But if Loach feels spiritually dispossessed in Tinsel Town, then so do the Mexican illegal immigrants whose story he tells. It's here that the prosaic look of the movie betrays an ethical dimension - Loach denies us a touristic spectacle the characters themselves have scant leisure to enjoy. Instead he sticks to the immediate vicinity of the steel and glass tower where the janitors work, framing them simply in anonymous windows and corridors. It may not even matter that one can't always say where the protagonists' alienation ends and the director's begins. A supposedly comical episode in which the exploited casuals invade a swank Hollywood party with their vacuum cleaners is so poorly staged it suggests Loach has never been within miles of such an event. But the stiff, unconvincing quality of the sequence also reveals something - for it effectively denudes the show-biz types of conventional glamour and mimics their squirming embarrassment at the social contradictions staring them in the face.

Throughout there are similar small victories of transfigured awkwardness. An elderly cleaner's stricken expression when she's peremptorily fired for being late appears to spring as much from a non-professional actor's discomfort as from her character's misfortune. Yet this fleeting moment delivers the shock of reality caught red-handed - which is to say that Loach remains steadfast in his commitment to blurring the boundaries between documentary and fiction.

The film's spartan mise en scène is largely co-ordinated with the cleaners' dull blue uniforms - mustering a pictorial flourish or two only after they've switched to red Justice-for-Janitors T-shirts. One epic shot of the new militants crossing a bridge en masse evokes 20s Soviet cinema, and the steal appears deliberate. Like Land and Freedom (1995) and some earlier films Loach made for television (The Big Flame, 1969; Days of Hope, 1975), Bread and Roses comes near to realising the Eisensteinian ideal of a collective hero. Though the class struggle in this case remains on the molecular level (as in Riff-Raff, 1991), the characters are basically emblems of dissent rather than individuals in their own right. The immigrant workers sport anonymous livery, while their corporate masters are portrayed as so many headless suits and shuffling shoes.

Loach could hardly be more graphic in announcing a method based on group dialectics and social typage.

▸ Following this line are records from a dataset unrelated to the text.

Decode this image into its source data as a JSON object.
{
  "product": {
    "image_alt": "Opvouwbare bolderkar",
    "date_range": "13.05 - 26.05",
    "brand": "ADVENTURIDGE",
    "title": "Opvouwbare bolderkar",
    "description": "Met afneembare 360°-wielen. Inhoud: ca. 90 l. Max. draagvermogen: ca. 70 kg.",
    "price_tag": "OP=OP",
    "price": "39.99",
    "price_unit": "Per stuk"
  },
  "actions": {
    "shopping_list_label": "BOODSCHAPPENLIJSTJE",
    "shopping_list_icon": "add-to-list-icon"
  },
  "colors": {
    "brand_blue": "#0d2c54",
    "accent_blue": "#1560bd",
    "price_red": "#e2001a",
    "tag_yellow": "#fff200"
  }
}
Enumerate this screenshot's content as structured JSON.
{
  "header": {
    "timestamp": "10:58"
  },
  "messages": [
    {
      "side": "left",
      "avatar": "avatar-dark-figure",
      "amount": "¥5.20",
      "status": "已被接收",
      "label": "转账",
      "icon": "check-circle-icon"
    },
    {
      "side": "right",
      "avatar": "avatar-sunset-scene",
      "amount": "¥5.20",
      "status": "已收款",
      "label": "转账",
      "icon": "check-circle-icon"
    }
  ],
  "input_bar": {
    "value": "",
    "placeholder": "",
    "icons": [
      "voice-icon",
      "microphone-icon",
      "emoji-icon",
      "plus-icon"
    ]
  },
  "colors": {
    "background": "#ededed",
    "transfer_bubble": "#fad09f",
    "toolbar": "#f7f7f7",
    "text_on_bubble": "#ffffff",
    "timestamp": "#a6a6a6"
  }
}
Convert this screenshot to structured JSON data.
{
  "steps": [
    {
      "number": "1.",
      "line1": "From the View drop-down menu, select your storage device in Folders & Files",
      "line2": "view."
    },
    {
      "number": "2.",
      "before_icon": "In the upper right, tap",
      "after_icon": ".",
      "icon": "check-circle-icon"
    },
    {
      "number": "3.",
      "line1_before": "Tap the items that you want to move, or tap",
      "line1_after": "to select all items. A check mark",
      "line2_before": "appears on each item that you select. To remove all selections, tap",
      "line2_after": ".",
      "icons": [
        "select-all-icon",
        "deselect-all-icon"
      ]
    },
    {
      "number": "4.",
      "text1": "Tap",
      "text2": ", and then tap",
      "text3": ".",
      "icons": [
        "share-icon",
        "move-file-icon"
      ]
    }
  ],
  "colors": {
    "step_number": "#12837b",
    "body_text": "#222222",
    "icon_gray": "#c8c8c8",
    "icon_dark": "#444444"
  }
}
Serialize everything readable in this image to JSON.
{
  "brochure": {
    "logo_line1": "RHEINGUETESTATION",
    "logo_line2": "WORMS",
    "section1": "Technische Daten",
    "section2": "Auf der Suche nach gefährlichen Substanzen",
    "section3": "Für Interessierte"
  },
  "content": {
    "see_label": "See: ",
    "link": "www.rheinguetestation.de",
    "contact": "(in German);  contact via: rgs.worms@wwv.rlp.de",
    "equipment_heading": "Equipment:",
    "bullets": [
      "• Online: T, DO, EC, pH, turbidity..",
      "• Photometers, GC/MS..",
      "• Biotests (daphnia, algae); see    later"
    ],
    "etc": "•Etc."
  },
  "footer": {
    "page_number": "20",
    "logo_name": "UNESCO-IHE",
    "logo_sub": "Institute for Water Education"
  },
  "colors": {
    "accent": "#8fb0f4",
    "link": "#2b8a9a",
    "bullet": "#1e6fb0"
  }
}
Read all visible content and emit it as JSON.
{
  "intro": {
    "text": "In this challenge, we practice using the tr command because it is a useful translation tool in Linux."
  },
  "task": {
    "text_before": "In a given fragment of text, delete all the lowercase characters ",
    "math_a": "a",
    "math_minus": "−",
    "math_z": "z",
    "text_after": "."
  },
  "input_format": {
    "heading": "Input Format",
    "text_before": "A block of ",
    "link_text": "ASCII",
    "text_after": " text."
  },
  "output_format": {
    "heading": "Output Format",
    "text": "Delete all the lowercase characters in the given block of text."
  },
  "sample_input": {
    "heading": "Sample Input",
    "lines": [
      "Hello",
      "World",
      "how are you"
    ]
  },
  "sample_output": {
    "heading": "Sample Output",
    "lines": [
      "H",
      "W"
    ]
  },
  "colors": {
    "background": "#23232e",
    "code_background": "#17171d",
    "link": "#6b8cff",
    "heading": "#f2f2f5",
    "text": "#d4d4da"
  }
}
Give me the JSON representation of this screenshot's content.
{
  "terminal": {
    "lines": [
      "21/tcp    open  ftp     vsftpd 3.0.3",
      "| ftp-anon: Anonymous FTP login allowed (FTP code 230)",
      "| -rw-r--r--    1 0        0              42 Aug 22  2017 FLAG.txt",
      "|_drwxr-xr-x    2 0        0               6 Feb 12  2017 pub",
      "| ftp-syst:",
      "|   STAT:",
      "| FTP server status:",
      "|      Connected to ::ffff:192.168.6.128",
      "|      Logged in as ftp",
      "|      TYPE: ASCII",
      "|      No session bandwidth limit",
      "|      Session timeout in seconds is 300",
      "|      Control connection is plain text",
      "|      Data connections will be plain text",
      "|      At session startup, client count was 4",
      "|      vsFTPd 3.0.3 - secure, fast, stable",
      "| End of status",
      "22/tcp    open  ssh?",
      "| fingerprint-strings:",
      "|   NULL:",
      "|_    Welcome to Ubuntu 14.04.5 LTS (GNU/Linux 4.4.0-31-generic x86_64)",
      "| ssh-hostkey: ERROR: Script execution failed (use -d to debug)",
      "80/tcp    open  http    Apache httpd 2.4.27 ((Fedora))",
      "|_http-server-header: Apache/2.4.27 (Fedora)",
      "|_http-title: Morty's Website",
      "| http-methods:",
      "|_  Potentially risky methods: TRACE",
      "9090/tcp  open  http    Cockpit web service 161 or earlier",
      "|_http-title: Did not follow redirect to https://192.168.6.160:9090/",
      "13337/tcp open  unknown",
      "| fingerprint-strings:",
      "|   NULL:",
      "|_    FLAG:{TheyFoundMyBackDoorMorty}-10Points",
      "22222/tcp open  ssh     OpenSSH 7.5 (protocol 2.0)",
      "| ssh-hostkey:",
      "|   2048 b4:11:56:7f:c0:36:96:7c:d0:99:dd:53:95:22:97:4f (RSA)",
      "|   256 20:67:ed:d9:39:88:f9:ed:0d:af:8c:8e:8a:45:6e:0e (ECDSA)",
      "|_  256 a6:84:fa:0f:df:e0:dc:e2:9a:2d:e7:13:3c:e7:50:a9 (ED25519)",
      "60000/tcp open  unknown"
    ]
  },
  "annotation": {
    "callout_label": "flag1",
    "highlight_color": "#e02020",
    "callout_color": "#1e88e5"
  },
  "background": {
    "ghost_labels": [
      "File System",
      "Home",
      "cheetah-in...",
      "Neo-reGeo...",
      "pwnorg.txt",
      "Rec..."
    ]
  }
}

There's a gestural heroine in the shape of feisty Maya (Pilar Padilla), but she's a Latin spitfire straight out of central casting whose sole narrative function is to be politicised. Loach and screenwriter Paul Laverty are so unequivocally on the janitors' side they're willing to forego a degree of moral subtlety. Time and again, one feels ambiguities have been quashed in the interest of a clear revolutionary sales pitch. For a brief season it looks as if Sam (Adrien Brody), the eager labour organiser who hazards human lives at little personal risk, will be ascribed a pair of clumping clay feet. But that would complicate Loach's proletarian hero-worship, so any lingering suspicion gets transferred on to the higher-ups (represented by one of his typically cautious and self-seeking union officials).

Just about the only time the movie plumbs murkier depths is in the emotionally overpowering scene where Maya's sister Rosa (Elpidia Carrillo) explains why she finked on the activists to management and pours forth her scalding resentment of the whole family. Suddenly you're torn apart because you recognise that everyone has their reasons. For a few precious moments, Loach achieves the same quality of naked observation he sustained in his 1998 masterpiece My Name Is Joe (and one is similarly reminded that realism can't always be distinguished from melodrama). Otherwise, Bread and Roses should do much to placate those critics who have charged the director with miserabilism - there are even dollops of sprightly ethnic music to punctuate the janitors' merrier assaults on the capitalist order. Yet an upbeat Ken Loach isn't necessarily what we want. For against the facile solutions to working-class decline proposed by the likes of Billy Elliot or The Full Monty, Loach's best work dares to speak an everlasting nay.

Last Updated: 20 Dec 2011